- If it has not reached a temperature of 65.5 °C (150 °F), replace the aluminium foil cover and place the pan back in the oven to continue cooking for another 10 – 15 minutes before checking the temperature again. Repeat this step until the compost has reached the correct temperature. When that temperature has been reached, replace the aluminium foil cover and place the pan back in the oven to continue cooking for an additional 30 minutes.
- If the compost has reached 65.5 °C (150 °F) after the initial 20 minute cooking time…replace the aluminium foil and put the pan back in the oven to continue cooking for another 30 minutes.

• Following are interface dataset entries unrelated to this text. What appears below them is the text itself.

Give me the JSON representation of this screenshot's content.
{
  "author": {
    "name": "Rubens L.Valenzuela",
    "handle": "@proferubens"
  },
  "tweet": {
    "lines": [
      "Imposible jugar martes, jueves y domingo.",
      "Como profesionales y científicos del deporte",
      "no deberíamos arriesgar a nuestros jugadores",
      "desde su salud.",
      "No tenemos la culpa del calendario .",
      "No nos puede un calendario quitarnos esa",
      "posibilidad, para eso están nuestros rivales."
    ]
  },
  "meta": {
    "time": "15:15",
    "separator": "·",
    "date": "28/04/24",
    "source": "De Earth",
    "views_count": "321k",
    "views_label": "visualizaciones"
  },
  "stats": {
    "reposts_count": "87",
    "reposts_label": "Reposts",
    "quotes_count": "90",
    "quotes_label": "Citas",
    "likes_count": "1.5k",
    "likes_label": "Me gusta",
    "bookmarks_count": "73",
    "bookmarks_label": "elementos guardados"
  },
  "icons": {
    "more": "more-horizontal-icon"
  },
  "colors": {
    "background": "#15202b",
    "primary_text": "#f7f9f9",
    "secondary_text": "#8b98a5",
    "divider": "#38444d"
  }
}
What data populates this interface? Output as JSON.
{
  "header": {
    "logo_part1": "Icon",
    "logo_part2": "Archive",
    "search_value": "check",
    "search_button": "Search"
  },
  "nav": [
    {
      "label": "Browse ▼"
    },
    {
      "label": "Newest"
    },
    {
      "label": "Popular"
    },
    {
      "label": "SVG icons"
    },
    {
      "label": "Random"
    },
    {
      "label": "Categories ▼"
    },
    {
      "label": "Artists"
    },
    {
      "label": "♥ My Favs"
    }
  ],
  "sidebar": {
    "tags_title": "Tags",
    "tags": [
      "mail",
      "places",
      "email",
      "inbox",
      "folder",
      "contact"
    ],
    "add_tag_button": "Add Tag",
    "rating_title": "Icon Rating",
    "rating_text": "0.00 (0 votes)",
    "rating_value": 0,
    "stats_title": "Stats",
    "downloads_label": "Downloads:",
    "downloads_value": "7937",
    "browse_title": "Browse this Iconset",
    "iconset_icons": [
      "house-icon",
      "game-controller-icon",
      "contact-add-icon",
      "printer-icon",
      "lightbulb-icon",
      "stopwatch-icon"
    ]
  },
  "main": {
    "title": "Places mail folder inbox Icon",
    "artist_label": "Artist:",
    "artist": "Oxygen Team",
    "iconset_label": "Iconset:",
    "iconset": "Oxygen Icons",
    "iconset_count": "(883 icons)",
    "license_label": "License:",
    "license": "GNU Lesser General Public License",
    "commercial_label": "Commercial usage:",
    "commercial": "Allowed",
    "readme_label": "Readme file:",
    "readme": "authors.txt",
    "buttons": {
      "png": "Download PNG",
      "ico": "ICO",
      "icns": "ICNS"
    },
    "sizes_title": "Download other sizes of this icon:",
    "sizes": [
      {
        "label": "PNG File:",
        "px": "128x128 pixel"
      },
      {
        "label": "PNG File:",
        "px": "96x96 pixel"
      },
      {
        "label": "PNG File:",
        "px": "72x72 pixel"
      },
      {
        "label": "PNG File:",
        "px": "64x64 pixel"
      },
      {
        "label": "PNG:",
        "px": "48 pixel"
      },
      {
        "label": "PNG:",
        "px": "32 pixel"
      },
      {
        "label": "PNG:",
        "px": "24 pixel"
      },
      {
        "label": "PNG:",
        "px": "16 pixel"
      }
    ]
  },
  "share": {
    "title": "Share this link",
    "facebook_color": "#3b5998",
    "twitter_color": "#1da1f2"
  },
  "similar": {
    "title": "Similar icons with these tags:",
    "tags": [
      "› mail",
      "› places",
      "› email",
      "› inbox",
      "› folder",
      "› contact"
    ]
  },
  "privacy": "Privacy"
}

- If you are using a meat thermometer, you can place it in the compost…making very sure the tip is not touching the bottom of the metal pan…and carefully crimp the aluminium foil cover around it. Using a meat thermometer, you will not have to take the pan out of the oven repeatedly in order to check the temperature.

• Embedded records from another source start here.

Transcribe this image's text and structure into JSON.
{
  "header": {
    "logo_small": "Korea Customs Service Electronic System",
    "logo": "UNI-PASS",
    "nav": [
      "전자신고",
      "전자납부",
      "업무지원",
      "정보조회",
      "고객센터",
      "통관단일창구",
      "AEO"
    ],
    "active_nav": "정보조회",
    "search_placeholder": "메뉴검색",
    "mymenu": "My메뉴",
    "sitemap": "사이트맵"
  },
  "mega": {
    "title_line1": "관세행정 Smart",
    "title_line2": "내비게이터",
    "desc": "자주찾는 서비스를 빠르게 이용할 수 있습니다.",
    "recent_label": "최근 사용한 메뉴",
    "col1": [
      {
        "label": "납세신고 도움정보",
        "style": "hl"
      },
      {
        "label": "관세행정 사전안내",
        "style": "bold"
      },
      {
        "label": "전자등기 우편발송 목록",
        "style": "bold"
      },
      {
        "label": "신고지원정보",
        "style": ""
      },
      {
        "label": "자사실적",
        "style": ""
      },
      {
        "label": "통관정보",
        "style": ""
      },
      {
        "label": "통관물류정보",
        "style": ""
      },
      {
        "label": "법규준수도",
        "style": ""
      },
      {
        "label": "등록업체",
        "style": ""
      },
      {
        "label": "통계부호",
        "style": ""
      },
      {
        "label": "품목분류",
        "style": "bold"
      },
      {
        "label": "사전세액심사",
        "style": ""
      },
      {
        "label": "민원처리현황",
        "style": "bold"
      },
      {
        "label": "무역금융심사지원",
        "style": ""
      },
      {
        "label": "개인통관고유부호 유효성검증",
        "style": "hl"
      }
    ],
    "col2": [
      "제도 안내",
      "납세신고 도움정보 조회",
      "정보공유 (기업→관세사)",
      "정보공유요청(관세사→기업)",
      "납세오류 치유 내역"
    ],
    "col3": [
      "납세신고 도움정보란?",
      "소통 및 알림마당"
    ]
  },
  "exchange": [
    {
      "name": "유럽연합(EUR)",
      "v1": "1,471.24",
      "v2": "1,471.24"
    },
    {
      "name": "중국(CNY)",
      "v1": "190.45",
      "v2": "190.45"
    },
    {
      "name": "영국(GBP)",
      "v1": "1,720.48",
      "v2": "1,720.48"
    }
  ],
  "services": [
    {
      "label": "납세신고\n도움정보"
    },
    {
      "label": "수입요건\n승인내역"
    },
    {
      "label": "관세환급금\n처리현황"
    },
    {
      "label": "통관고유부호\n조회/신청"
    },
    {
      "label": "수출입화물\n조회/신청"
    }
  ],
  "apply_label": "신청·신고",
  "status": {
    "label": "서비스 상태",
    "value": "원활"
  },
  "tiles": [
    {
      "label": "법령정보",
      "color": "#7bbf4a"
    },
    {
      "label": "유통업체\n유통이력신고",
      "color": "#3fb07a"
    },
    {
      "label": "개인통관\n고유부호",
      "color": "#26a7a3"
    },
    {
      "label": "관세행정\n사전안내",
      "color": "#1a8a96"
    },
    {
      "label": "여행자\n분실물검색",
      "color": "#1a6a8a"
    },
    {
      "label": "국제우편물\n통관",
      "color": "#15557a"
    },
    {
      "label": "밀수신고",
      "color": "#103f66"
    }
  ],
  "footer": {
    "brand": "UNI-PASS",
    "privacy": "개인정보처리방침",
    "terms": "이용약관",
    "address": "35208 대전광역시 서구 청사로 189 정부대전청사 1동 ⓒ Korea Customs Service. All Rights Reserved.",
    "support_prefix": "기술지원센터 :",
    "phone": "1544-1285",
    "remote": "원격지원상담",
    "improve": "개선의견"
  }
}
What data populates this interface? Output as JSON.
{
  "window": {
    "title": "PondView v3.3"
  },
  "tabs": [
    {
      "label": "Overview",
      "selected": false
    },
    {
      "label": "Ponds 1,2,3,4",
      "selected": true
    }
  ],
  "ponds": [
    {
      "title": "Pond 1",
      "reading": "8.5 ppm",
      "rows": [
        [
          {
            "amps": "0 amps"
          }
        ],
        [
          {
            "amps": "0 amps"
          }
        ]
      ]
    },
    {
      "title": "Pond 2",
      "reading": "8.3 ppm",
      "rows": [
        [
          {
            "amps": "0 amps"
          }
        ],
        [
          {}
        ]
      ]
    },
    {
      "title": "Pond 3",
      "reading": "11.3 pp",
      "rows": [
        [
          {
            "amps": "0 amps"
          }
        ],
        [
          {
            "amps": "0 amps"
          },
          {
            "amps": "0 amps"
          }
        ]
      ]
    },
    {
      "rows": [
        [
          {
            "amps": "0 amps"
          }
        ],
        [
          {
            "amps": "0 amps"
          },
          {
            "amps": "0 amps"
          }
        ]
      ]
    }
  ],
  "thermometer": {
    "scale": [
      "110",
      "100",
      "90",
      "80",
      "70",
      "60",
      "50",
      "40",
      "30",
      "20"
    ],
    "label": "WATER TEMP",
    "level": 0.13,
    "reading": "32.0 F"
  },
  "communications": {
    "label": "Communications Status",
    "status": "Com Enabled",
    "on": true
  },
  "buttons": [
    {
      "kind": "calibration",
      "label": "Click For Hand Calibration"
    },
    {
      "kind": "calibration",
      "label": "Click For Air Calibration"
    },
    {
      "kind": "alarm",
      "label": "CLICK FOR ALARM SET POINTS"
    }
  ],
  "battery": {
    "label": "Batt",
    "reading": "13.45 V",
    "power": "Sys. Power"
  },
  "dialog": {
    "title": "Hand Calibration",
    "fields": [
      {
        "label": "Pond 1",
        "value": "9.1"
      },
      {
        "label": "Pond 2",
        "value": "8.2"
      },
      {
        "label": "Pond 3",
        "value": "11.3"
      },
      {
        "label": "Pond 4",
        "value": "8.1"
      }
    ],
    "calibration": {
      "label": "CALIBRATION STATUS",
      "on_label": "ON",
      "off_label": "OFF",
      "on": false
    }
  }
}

- When the compost has had it full allotment of cooking time…the 30 minutes after it has reached 65.5 °C (150 °F)…remove the pans from the oven and set on racks to cool.

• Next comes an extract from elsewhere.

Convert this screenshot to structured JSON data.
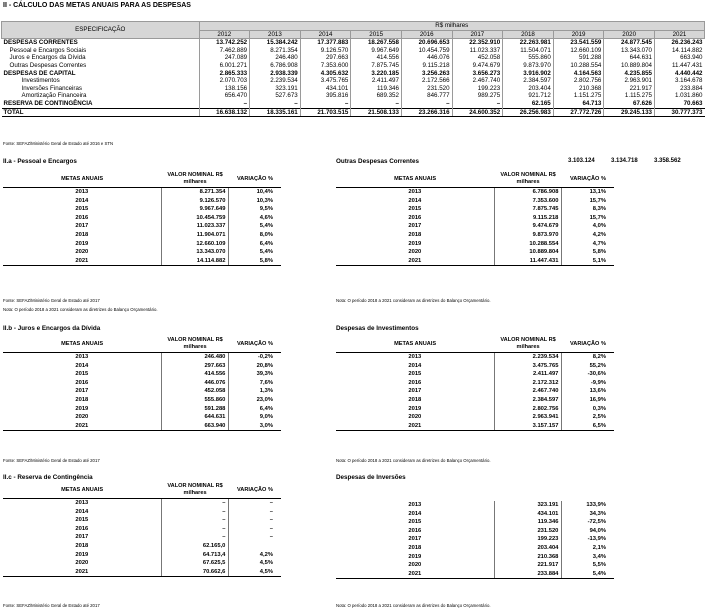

- Once the pasteurized compost is fully cooled, you can use it to make up your potting soil mix.
Note: You can find the Potting Soil Recipes in “Garden Recipes” under “In the Garden” on the menu bar. You can also click on the quick link here.
Another note: Some people use their compost straight out of the bin when they are making up potting soil mix. We are “guilty” of this ourselves. However…and it is a big however…we hot compost in our bins…building the pile properly and keeping a close watch on the internal temperature of our compost to ensure it heats up to 65.5 °C (150 °F) and stays there. Hot composting is why we can have usable soil amendment in three months or less, depending on how many times we have turned the pile.
(For an optimum Compost Recipe, one which will hot process your compost, look in “Garden Recipes” under “In the Garden” on the menu bar. You can also click on the quick link here.)
There are some people who say they use “cold processed” compost in their potting soil mix and claim not to have had any problems. (Cold processed compost means the ingredients have just been piled into the bin without any intention of building up heat to kill the bad bacteria and fungi.)
Personally, I think they are dodging the bullet…like you potentially dodge flu bugs when you are in the grocery store or cooped up in the office. The fungi which cause “damping off” disease, for instance, can be present in the soil mix…so you are playing a game of Russian roulette. But that is just my opinion. It is ultimately your decision.
And yet another note: Pasteurizing soil in your oven could be a smelly project…one which could upset the cook in the family. If you prefer not to take any chances of introducing unwanted aromas into tonight’s serving of roast beef…you may want to consider building a solar oven, expressly for pasteurizing your compost.
There are any number of plans for a DYI solar oven project available on the Internet. Select one which fits your level of expertise, time allowance, and pocketbook. Unfortunately, I cannot personally recommend any, as I have not built a solar oven myself. But I know it can be done…so good luck!
Posted on February 2, 2017